The new senior pastor for the California-based megachurch Mariners Church has stressed the importance of accountability, in light of recent scandals elsewhere in the evangelical world.
During the summer it was announced that Eric Geiger, senior vice president of LifeWay Christian Resources, was going to become the new senior pastor of Mariners Church of Irvine, California.
Geiger took the helm of the megachurch, which averages between 9,000 – 10,000 worship attendees every weekend, in September, replacing the retiring Kenton Beshore, who had led the congregation for nearly 35 years.
Geiger is becoming senior pastor at Mariners at a time when many institutions, secular and religious, are seeing abuse scandals make national headlines.
For example, recently allegations of sexual misconduct have surfaced against Willow Creek Community Church founder and newly retired senior pastor Bill Hybels.
In an interview with The Christian Post on Thursday, Geiger explained that Mariners has a group of elders that he is accountable to, who he meets with on a monthly basis. It is a system that was in place while his predecessor was heading the congregation.
“When I first was interviewing here, that’s one of the questions I asked. What am I evaluated on? What are those elders going to be stepping into in my life, and what’s a win here? What’s that look like? Really, a big portion of that is health of my marriage, the health of my walk with Christ,” noted Geiger.
“Am I growing, am I maturing in my faith, am I a man of integrity? So those structures in place that really serve Kenton as the pastor of over 35 years, served him really well. You and I know that people can work around structures and they can look people in the eyes and lie to them, but there are structures in place at Mariners that are designed to care for the heart of the leader.”
Lessons From LifeWay
Geiger explained to CP that becoming the new senior pastor last month, the adjustment process has been going “great,” with Mariners leadership having “built a plan before I got here of what integration into the life of Mariners would look like.”
“I really feel like they just built a very wise plan that would allow me to learn the church and get to meet as many people as possible. We’ve just been executing that plan. It’s been as smooth a transition as I’ve had,” said Geiger.
Geiger’s previous position at LifeWay has taught him many lessons that he hopes to apply to his new position at Mariners, with one example being the research he did on people’s spiritual growth.
“Every research study we led showed the importance of helping people engage in scripture and just read the Bible. So that impacts, of course, how I teach and preach on our weekend services, but also impacts how I view small group life, how I view kids ministry, student ministry,” explained Geiger to CP.
“In my old role at LifeWay, each year we’d served about 60,000 churches and so because of that, I was able to see church life from a very broad perspective. Look over the shoulder and watch different churches so there’s lots of lessons that I learned during that time.”
A Family of Churches
Some multisite megachurches have taken the route of making their campuses autonomous from the main church. The Village Church in Texas is one example, having announced last year that they will make all of their campuses autonomous by 2022.

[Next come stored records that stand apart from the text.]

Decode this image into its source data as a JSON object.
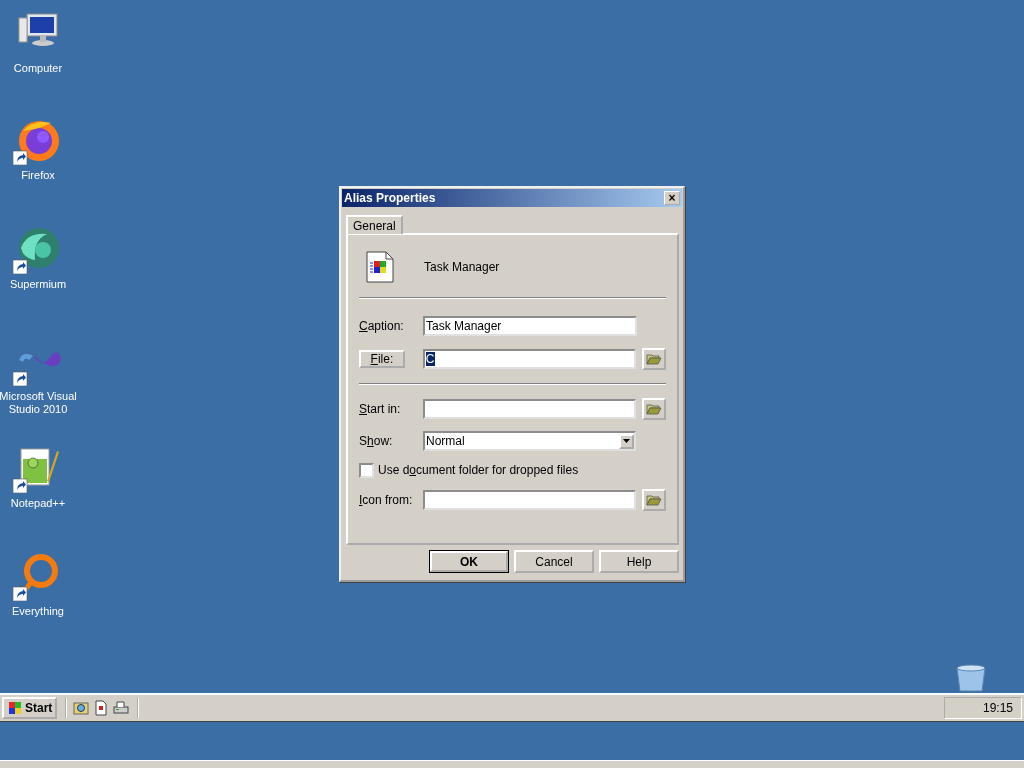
{
  "desktop_icons": [
    {
      "label": "Computer",
      "kind": "computer",
      "shortcut": false
    },
    {
      "label": "Firefox",
      "kind": "firefox",
      "shortcut": true
    },
    {
      "label": "Supermium",
      "kind": "supermium",
      "shortcut": true
    },
    {
      "label": "Microsoft Visual Studio 2010",
      "kind": "vstudio",
      "shortcut": true
    },
    {
      "label": "Notepad++",
      "kind": "notepad",
      "shortcut": true
    },
    {
      "label": "Everything",
      "kind": "everything",
      "shortcut": true
    },
    {
      "kind": "recyclebin"
    }
  ],
  "dialog": {
    "title": "Alias Properties",
    "close_glyph": "×",
    "tabs": [
      {
        "label": "General",
        "selected": true
      }
    ],
    "item_name": "Task Manager",
    "caption": {
      "access_key": "C",
      "label_after": "aption:",
      "value": "Task Manager"
    },
    "file": {
      "access_key": "F",
      "label_after": "ile:",
      "value": "C",
      "text_selected": true
    },
    "start_in": {
      "access_key": "S",
      "label_after": "tart in:"
    },
    "show": {
      "label_before": "S",
      "access_key": "h",
      "label_after": "ow:",
      "value": "Normal"
    },
    "checkbox": {
      "label_before": "Use d",
      "access_key": "o",
      "label_after": "cument folder for dropped files",
      "checked": false
    },
    "icon_from": {
      "access_key": "I",
      "label_after": "con from:"
    },
    "buttons": [
      {
        "label": "OK",
        "default": true
      },
      {
        "label": "Cancel",
        "default": false
      },
      {
        "label": "Help",
        "default": false
      }
    ]
  },
  "taskbar": {
    "start": "Start",
    "quick_launch": [
      {
        "kind": "explorer"
      },
      {
        "kind": "document"
      },
      {
        "kind": "printer"
      }
    ],
    "clock": "19:15"
  }
}
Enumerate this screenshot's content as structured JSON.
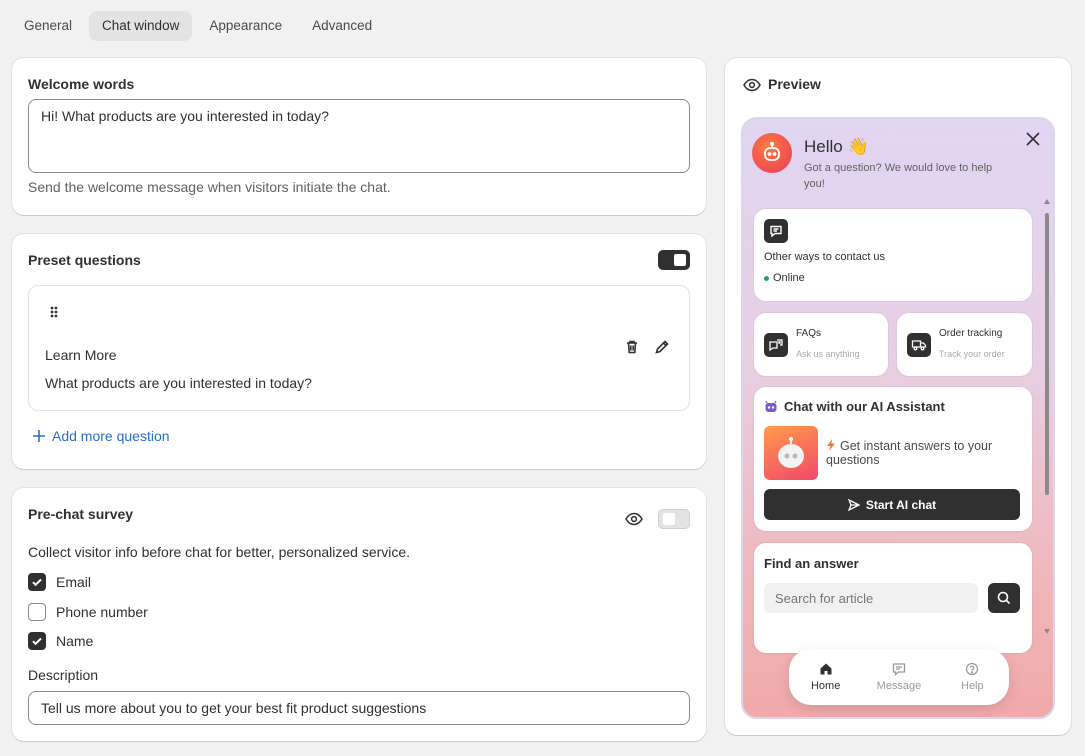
{
  "tabs": [
    {
      "label": "General",
      "active": false
    },
    {
      "label": "Chat window",
      "active": true
    },
    {
      "label": "Appearance",
      "active": false
    },
    {
      "label": "Advanced",
      "active": false
    }
  ],
  "welcome": {
    "title": "Welcome words",
    "value": "Hi! What products are you interested in today?",
    "help": "Send the welcome message when visitors initiate the chat."
  },
  "preset": {
    "title": "Preset questions",
    "enabled": true,
    "question": {
      "title": "Learn More",
      "text": "What products are you interested in today?"
    },
    "add_label": "Add more question"
  },
  "survey": {
    "title": "Pre-chat survey",
    "enabled": false,
    "intro": "Collect visitor info before chat for better, personalized service.",
    "fields": [
      {
        "label": "Email",
        "checked": true
      },
      {
        "label": "Phone number",
        "checked": false
      },
      {
        "label": "Name",
        "checked": true
      }
    ],
    "description_label": "Description",
    "description_value": "Tell us more about you to get your best fit product suggestions"
  },
  "preview": {
    "title": "Preview",
    "hello": "Hello 👋",
    "hello_sub": "Got a question? We would love to help you!",
    "contact": {
      "label": "Other ways to contact us",
      "status": "Online",
      "status_color": "#2a9d5f"
    },
    "faqs": {
      "title": "FAQs",
      "sub": "Ask us anything"
    },
    "order": {
      "title": "Order tracking",
      "sub": "Track your order"
    },
    "ai": {
      "title": "Chat with our AI Assistant",
      "desc": "Get instant answers to your questions",
      "button": "Start AI chat"
    },
    "find": {
      "title": "Find an answer",
      "placeholder": "Search for article"
    },
    "nav": [
      {
        "label": "Home",
        "icon": "home-icon",
        "active": true
      },
      {
        "label": "Message",
        "icon": "message-icon",
        "active": false
      },
      {
        "label": "Help",
        "icon": "help-icon",
        "active": false
      }
    ]
  },
  "colors": {
    "accent": "#2c6ecb",
    "dark": "#303030"
  }
}
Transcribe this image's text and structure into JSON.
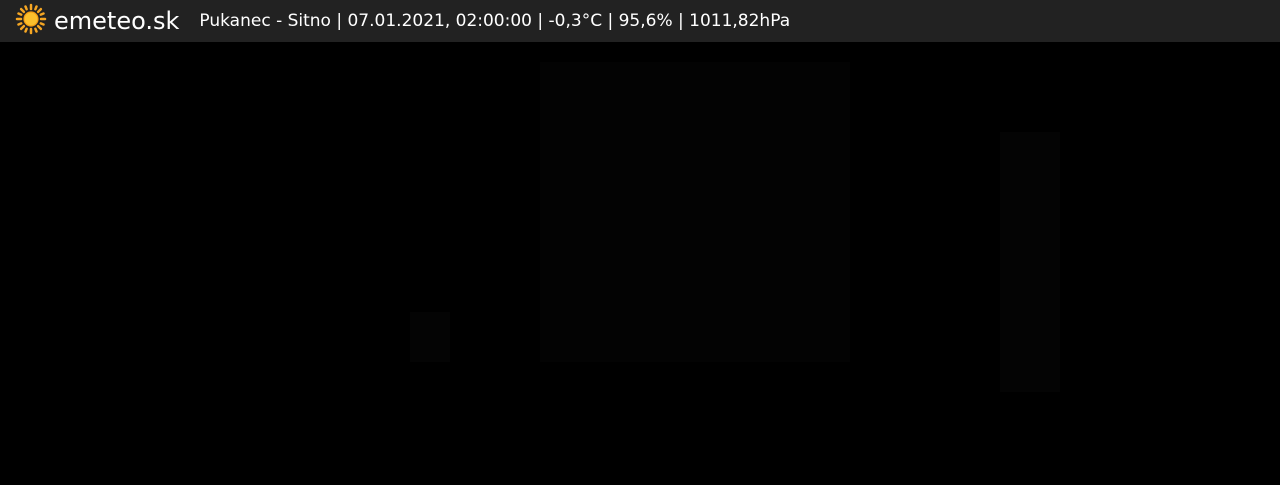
{
  "brand": {
    "icon": "sun-icon",
    "name": "emeteo.sk",
    "icon_color": "#f5a623"
  },
  "caption": {
    "text": "Pukanec - Sitno | 07.01.2021, 02:00:00 | -0,3°C | 95,6% | 1011,82hPa"
  },
  "colors": {
    "topbar_background": "#222222",
    "camera_background": "#000000",
    "text": "#ffffff"
  }
}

Mariners Church presently follows a more autonomous model for their campuses, with each location having its own pastor and sermons.
Geiger likened Mariners Church to a “family,” noting that they were “connected relationally” and that he was “already enjoying relationships with those other churches.”
“Mariners several years ago started down the path of transitioning their campuses to autonomous churches that still retain the name Mariners and were part of a network of a family of churches and so I’m honored to be part of that family,” Geiger said.
While saying he supported other, less autonomous multisite church models, Geiger added that he has no intentions of offering major changes to Mariners Church while serving as senior pastor.
“I’m not coming with a new playbook or a template I’ve used somewhere else that I’m going to unroll here. It’s more of continuing the DNA and the mission of Mariners,” said Geiger.
“It’s really a continuation of the mission that has driven Mariners for many years. And in time, there will be new ideas that flow out of that and problems in our community that we want to solve that flow out of that. I’m joining the mission that already exists here.”